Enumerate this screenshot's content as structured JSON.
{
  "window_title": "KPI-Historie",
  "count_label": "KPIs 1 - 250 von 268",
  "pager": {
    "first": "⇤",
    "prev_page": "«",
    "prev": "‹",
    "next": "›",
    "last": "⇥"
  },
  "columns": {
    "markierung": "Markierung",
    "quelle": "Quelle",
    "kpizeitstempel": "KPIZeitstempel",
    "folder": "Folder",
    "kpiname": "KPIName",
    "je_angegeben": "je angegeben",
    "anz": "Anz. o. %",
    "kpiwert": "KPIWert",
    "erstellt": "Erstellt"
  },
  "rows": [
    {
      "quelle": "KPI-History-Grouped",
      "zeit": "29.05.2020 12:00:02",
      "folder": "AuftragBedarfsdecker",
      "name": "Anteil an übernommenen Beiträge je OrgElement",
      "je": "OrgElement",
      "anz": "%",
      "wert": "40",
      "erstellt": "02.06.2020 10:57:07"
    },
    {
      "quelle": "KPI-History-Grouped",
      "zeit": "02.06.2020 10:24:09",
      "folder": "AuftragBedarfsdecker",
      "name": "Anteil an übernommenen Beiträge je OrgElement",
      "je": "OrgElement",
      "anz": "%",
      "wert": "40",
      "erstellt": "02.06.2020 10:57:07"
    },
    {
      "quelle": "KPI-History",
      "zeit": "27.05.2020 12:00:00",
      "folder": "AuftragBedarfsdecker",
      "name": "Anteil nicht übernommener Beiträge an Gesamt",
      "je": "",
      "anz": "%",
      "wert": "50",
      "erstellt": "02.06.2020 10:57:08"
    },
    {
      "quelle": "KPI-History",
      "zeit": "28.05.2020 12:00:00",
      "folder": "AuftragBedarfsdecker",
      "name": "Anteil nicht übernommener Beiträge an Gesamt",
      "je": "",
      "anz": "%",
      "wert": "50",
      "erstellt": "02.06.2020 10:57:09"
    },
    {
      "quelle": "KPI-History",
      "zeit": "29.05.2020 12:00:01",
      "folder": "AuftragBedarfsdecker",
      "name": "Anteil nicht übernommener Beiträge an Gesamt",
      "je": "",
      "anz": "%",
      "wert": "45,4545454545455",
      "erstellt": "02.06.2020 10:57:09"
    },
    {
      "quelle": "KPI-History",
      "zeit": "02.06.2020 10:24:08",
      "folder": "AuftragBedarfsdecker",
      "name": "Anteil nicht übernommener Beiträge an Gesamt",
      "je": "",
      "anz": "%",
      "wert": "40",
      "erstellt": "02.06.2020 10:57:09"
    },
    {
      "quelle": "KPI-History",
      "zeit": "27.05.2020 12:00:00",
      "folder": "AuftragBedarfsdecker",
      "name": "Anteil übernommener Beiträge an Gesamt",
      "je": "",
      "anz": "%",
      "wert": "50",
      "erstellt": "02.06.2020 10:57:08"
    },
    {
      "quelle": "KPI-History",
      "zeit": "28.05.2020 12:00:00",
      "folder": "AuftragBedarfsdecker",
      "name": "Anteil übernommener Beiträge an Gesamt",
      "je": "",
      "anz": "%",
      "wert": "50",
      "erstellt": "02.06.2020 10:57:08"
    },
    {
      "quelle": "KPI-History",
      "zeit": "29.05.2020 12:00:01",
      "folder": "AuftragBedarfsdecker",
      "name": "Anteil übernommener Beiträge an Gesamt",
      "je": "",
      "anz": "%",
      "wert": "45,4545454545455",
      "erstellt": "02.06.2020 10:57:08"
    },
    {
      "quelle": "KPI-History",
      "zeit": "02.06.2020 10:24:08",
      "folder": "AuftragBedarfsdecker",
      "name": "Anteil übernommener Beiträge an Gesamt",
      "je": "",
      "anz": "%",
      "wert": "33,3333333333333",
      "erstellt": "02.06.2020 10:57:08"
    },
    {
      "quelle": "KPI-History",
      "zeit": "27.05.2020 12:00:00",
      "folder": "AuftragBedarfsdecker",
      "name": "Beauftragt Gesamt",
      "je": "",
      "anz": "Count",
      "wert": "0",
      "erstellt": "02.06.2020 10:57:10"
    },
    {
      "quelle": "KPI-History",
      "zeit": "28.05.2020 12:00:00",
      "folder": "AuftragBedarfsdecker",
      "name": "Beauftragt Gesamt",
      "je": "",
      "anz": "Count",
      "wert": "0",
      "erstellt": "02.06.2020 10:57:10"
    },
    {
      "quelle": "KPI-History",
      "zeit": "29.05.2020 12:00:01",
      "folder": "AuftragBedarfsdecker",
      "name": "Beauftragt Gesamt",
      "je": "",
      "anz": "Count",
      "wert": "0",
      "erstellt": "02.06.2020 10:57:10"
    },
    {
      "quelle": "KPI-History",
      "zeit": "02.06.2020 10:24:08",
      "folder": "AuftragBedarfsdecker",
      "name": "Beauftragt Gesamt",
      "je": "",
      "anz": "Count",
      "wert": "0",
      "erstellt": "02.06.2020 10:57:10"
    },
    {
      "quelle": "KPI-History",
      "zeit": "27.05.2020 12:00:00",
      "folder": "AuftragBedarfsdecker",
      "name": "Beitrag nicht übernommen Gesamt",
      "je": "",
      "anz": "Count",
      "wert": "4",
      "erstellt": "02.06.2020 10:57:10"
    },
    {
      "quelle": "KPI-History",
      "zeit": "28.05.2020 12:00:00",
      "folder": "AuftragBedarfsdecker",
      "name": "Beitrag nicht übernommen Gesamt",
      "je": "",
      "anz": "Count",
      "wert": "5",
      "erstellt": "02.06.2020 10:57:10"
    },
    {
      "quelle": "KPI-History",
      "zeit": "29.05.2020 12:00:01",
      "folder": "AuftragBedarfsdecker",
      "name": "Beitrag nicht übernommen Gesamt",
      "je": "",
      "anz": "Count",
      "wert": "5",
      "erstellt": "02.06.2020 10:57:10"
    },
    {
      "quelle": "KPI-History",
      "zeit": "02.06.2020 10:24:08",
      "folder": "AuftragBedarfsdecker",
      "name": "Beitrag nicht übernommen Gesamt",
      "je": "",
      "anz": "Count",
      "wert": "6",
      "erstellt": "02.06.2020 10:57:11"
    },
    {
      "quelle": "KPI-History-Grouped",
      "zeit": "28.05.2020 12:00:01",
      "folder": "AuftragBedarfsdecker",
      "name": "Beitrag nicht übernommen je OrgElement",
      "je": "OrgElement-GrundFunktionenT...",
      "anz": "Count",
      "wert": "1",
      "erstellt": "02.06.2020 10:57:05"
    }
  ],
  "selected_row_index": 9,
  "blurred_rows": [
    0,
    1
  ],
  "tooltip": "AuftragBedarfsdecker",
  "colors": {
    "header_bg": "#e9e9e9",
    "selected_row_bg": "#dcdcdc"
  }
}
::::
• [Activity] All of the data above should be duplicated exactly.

• [Response]
Enumerate this screenshot's content as structured JSON.
{
  "window_title": "KPI-Historie",
  "count_label": "KPIs 1 - 250 von 268",
  "pager": {
    "first": "⇤",
    "prev_page": "«",
    "prev": "‹",
    "next": "›",
    "last": "⇥"
  },
  "columns": {
    "markierung": "Markierung",
    "quelle": "Quelle",
    "kpizeitstempel": "KPIZeitstempel",
    "folder": "Folder",
    "kpiname": "KPIName",
    "je_angegeben": "je angegeben",
    "anz": "Anz. o. %",
    "kpiwert": "KPIWert",
    "erstellt": "Erstellt"
  },
  "rows": [
    {
      "quelle": "KPI-History-Grouped",
      "zeit": "29.05.2020 12:00:02",
      "folder": "AuftragBedarfsdecker",
      "name": "Anteil an übernommenen Beiträge je OrgElement",
      "je": "OrgElement",
      "anz": "%",
      "wert": "40",
      "erstellt": "02.06.2020 10:57:07"
    },
    {
      "quelle": "KPI-History-Grouped",
      "zeit": "02.06.2020 10:24:09",
      "folder": "AuftragBedarfsdecker",
      "name": "Anteil an übernommenen Beiträge je OrgElement",
      "je": "OrgElement",
      "anz": "%",
      "wert": "40",
      "erstellt": "02.06.2020 10:57:07"
    },
    {
      "quelle": "KPI-History",
      "zeit": "27.05.2020 12:00:00",
      "folder": "AuftragBedarfsdecker",
      "name": "Anteil nicht übernommener Beiträge an Gesamt",
      "je": "",
      "anz": "%",
      "wert": "50",
      "erstellt": "02.06.2020 10:57:08"
    },
    {
      "quelle": "KPI-History",
      "zeit": "28.05.2020 12:00:00",
      "folder": "AuftragBedarfsdecker",
      "name": "Anteil nicht übernommener Beiträge an Gesamt",
      "je": "",
      "anz": "%",
      "wert": "50",
      "erstellt": "02.06.2020 10:57:09"
    },
    {
      "quelle": "KPI-History",
      "zeit": "29.05.2020 12:00:01",
      "folder": "AuftragBedarfsdecker",
      "name": "Anteil nicht übernommener Beiträge an Gesamt",
      "je": "",
      "anz": "%",
      "wert": "45,4545454545455",
      "erstellt": "02.06.2020 10:57:09"
    },
    {
      "quelle": "KPI-History",
      "zeit": "02.06.2020 10:24:08",
      "folder": "AuftragBedarfsdecker",
      "name": "Anteil nicht übernommener Beiträge an Gesamt",
      "je": "",
      "anz": "%",
      "wert": "40",
      "erstellt": "02.06.2020 10:57:09"
    },
    {
      "quelle": "KPI-History",
      "zeit": "27.05.2020 12:00:00",
      "folder": "AuftragBedarfsdecker",
      "name": "Anteil übernommener Beiträge an Gesamt",
      "je": "",
      "anz": "%",
      "wert": "50",
      "erstellt": "02.06.2020 10:57:08"
    },
    {
      "quelle": "KPI-History",
      "zeit": "28.05.2020 12:00:00",
      "folder": "AuftragBedarfsdecker",
      "name": "Anteil übernommener Beiträge an Gesamt",
      "je": "",
      "anz": "%",
      "wert": "50",
      "erstellt": "02.06.2020 10:57:08"
    },
    {
      "quelle": "KPI-History",
      "zeit": "29.05.2020 12:00:01",
      "folder": "AuftragBedarfsdecker",
      "name": "Anteil übernommener Beiträge an Gesamt",
      "je": "",
      "anz": "%",
      "wert": "45,4545454545455",
      "erstellt": "02.06.2020 10:57:08"
    },
    {
      "quelle": "KPI-History",
      "zeit": "02.06.2020 10:24:08",
      "folder": "AuftragBedarfsdecker",
      "name": "Anteil übernommener Beiträge an Gesamt",
      "je": "",
      "anz": "%",
      "wert": "33,3333333333333",
      "erstellt": "02.06.2020 10:57:08"
    },
    {
      "quelle": "KPI-History",
      "zeit": "27.05.2020 12:00:00",
      "folder": "AuftragBedarfsdecker",
      "name": "Beauftragt Gesamt",
      "je": "",
      "anz": "Count",
      "wert": "0",
      "erstellt": "02.06.2020 10:57:10"
    },
    {
      "quelle": "KPI-History",
      "zeit": "28.05.2020 12:00:00",
      "folder": "AuftragBedarfsdecker",
      "name": "Beauftragt Gesamt",
      "je": "",
      "anz": "Count",
      "wert": "0",
      "erstellt": "02.06.2020 10:57:10"
    },
    {
      "quelle": "KPI-History",
      "zeit": "29.05.2020 12:00:01",
      "folder": "AuftragBedarfsdecker",
      "name": "Beauftragt Gesamt",
      "je": "",
      "anz": "Count",
      "wert": "0",
      "erstellt": "02.06.2020 10:57:10"
    },
    {
      "quelle": "KPI-History",
      "zeit": "02.06.2020 10:24:08",
      "folder": "AuftragBedarfsdecker",
      "name": "Beauftragt Gesamt",
      "je": "",
      "anz": "Count",
      "wert": "0",
      "erstellt": "02.06.2020 10:57:10"
    },
    {
      "quelle": "KPI-History",
      "zeit": "27.05.2020 12:00:00",
      "folder": "AuftragBedarfsdecker",
      "name": "Beitrag nicht übernommen Gesamt",
      "je": "",
      "anz": "Count",
      "wert": "4",
      "erstellt": "02.06.2020 10:57:10"
    },
    {
      "quelle": "KPI-History",
      "zeit": "28.05.2020 12:00:00",
      "folder": "AuftragBedarfsdecker",
      "name": "Beitrag nicht übernommen Gesamt",
      "je": "",
      "anz": "Count",
      "wert": "5",
      "erstellt": "02.06.2020 10:57:10"
    },
    {
      "quelle": "KPI-History",
      "zeit": "29.05.2020 12:00:01",
      "folder": "AuftragBedarfsdecker",
      "name": "Beitrag nicht übernommen Gesamt",
      "je": "",
      "anz": "Count",
      "wert": "5",
      "erstellt": "02.06.2020 10:57:10"
    },
    {
      "quelle": "KPI-History",
      "zeit": "02.06.2020 10:24:08",
      "folder": "AuftragBedarfsdecker",
      "name": "Beitrag nicht übernommen Gesamt",
      "je": "",
      "anz": "Count",
      "wert": "6",
      "erstellt": "02.06.2020 10:57:11"
    },
    {
      "quelle": "KPI-History-Grouped",
      "zeit": "28.05.2020 12:00:01",
      "folder": "AuftragBedarfsdecker",
      "name": "Beitrag nicht übernommen je OrgElement",
      "je": "OrgElement-GrundFunktionenT...",
      "anz": "Count",
      "wert": "1",
      "erstellt": "02.06.2020 10:57:05"
    }
  ],
  "selected_row_index": 9,
  "blurred_rows": [
    0,
    1
  ],
  "tooltip": "AuftragBedarfsdecker",
  "colors": {
    "header_bg": "#e9e9e9",
    "selected_row_bg": "#dcdcdc"
  }
}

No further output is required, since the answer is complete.